Nearly one in five complaints received by the Australian Human Rights Commission under the Sex Discrimination Act relate to sexual harassment, and the vast majority of those take place in the workplace, according to complaints data from the Human Rights Commission. It is very sad that more than one in 10 Australians have witnessed sexual harassment in the workplace in the last five years, according to the commission’s Sexual harassment: serious business report. Only 16 per cent of those who have been sexually harassed in the last five years in the workplace formally reported or made a complaint—another tragedy. We need to support those who feel that they have been sexually harassed and indeed have been sexually harassed.

There are other aspects of this legislation in terms of amendments to the Sex Discrimination Act. They provide equal protection for men and women. They broaden the prohibition of discrimination on the grounds of family responsibilities to provide equal protection against discrimination, including indirect discrimination, for both men and women in all forms of work. Family responsibilities these days are different from what happened many years ago and what was the perception of the norm in our Australian community, so we are committed to supporting families in any way that we can, to making sure that there are adequate protections in place and to allowing a greater degree of structural flexibility and domestic malleability in people’s arrangements in their homes and workplaces.

I am pleased with the third aspect of the amendments in this legislation: to establish breastfeeding as a separate ground of discrimination, rather than as a subset of sex discrimination. This comes from a recommendation from a committee. We know, as previous speakers have talked about, of the fact that there was an inquiry by the Senate Standing Committee on Legal and Constitutional Affairs into this particular matter and that the committee tabled a report entitled Inquiry into the effectiveness of the Sex Discrimination Act in eliminating discrimination and promoting gender equality. The government’s response to that report of 12 December 2008 was tabled on 4 May 2010 and, as a result of that government response, we have put forward legislation. That report specifically recommended that breastfeeding be noted by way of legislation as a specific ground of discrimination. I am pleased that the government has taken up the mantle and put this amendment in the legislation.

I did mention before the fact that there are strengthening provisions as to sexual harassment in workplaces and schools. We have seen some notorious cases in the media recently, and I will not discuss or go into those, but sexual harassment takes many forms. It can be simply physical, but one of the most serious aspects of sexual discrimination and of sexual harassment in particular concerns areas of cyberbullying. With the proliferation of the internet we have seen more and more of that happening, with Facebook and other forms of internet media becoming an electronic means by which sexual harassment continues.

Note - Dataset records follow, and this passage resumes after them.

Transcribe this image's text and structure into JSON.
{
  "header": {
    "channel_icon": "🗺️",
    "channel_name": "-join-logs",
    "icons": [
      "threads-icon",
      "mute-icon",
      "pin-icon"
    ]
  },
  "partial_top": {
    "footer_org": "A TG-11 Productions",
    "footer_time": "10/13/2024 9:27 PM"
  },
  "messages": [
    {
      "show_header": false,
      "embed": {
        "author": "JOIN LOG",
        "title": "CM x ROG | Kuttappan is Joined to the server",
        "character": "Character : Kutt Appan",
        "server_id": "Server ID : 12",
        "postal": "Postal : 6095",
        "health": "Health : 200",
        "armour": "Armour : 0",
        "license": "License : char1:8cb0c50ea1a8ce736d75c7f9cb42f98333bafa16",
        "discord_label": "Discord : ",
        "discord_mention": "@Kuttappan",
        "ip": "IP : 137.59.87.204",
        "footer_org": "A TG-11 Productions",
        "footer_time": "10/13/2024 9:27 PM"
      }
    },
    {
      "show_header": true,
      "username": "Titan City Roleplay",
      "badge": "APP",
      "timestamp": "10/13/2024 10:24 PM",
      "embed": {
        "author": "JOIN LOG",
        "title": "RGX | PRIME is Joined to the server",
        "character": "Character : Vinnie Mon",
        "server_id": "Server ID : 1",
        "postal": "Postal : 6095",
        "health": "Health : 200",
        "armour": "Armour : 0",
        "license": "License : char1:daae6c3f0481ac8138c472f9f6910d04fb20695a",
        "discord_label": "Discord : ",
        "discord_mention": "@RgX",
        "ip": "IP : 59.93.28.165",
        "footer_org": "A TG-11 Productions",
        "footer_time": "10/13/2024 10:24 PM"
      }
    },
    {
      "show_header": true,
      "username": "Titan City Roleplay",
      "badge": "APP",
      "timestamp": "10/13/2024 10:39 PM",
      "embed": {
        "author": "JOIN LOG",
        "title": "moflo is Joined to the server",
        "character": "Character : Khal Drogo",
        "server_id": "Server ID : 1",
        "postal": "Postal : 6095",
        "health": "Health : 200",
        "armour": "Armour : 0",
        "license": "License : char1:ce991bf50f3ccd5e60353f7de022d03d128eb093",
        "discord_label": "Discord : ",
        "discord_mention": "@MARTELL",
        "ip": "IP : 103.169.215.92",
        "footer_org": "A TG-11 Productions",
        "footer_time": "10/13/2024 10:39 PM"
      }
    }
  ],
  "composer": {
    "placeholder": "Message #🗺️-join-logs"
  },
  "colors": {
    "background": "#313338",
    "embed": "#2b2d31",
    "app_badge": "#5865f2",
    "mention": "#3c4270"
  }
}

These amendments are particularly important because they protect the lives of women at home and in the workplace. Also they stand up for the rights of our senior citizens and they make a very clear statement that we in this parliament are against all forms of sexual harassment and sexual discrimination, whether at home or in the workplace and so throughout our community, in any organisation or in any context. These things must be stamped out. We need to say that these things are totally unacceptable in the Australia of the 21st century.